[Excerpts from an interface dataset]
☆ ☆ ☆ ☆ ☆ ☆ ☆

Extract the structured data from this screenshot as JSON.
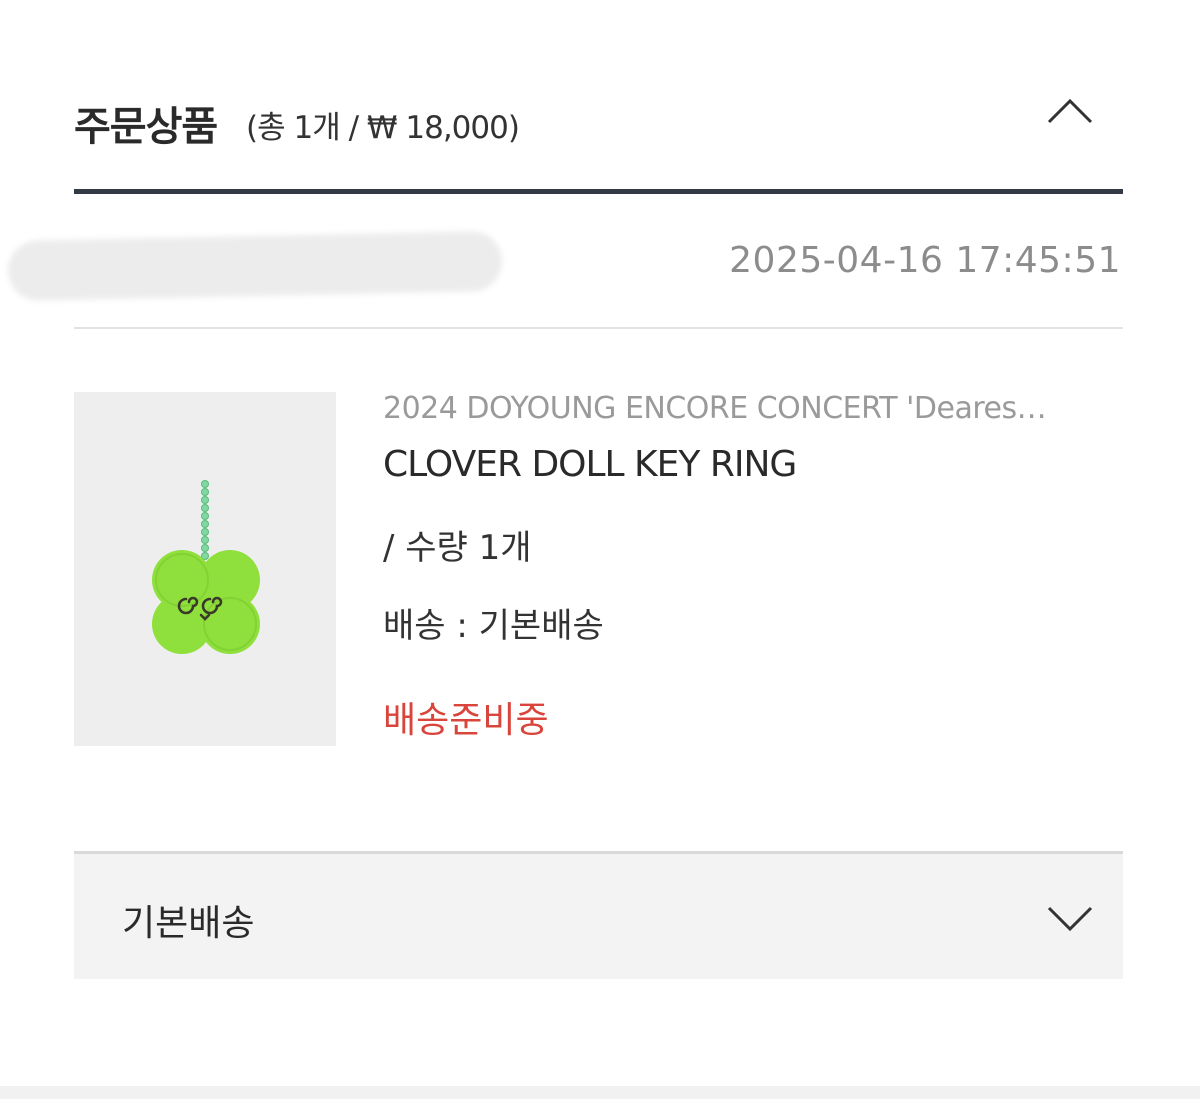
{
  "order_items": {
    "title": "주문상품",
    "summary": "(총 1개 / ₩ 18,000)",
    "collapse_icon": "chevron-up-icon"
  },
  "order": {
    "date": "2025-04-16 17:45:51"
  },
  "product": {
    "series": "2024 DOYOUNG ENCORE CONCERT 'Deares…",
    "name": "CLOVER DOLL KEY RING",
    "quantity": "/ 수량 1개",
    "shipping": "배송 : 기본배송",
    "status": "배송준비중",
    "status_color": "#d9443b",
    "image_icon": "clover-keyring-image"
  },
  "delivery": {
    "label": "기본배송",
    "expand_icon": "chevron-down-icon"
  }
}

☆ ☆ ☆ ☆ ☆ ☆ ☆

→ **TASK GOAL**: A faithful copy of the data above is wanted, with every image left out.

→ **SOLUTION FOR THIS TASK**:
Extract the structured data from this screenshot as JSON.
{
  "order_items": {
    "title": "주문상품",
    "summary": "(총 1개 / ₩ 18,000)",
    "collapse_icon": "chevron-up-icon"
  },
  "order": {
    "date": "2025-04-16 17:45:51"
  },
  "product": {
    "series": "2024 DOYOUNG ENCORE CONCERT 'Deares…",
    "name": "CLOVER DOLL KEY RING",
    "quantity": "/ 수량 1개",
    "shipping": "배송 : 기본배송",
    "status": "배송준비중",
    "status_color": "#d9443b",
    "image_icon": "clover-keyring-image"
  },
  "delivery": {
    "label": "기본배송",
    "expand_icon": "chevron-down-icon"
  }
}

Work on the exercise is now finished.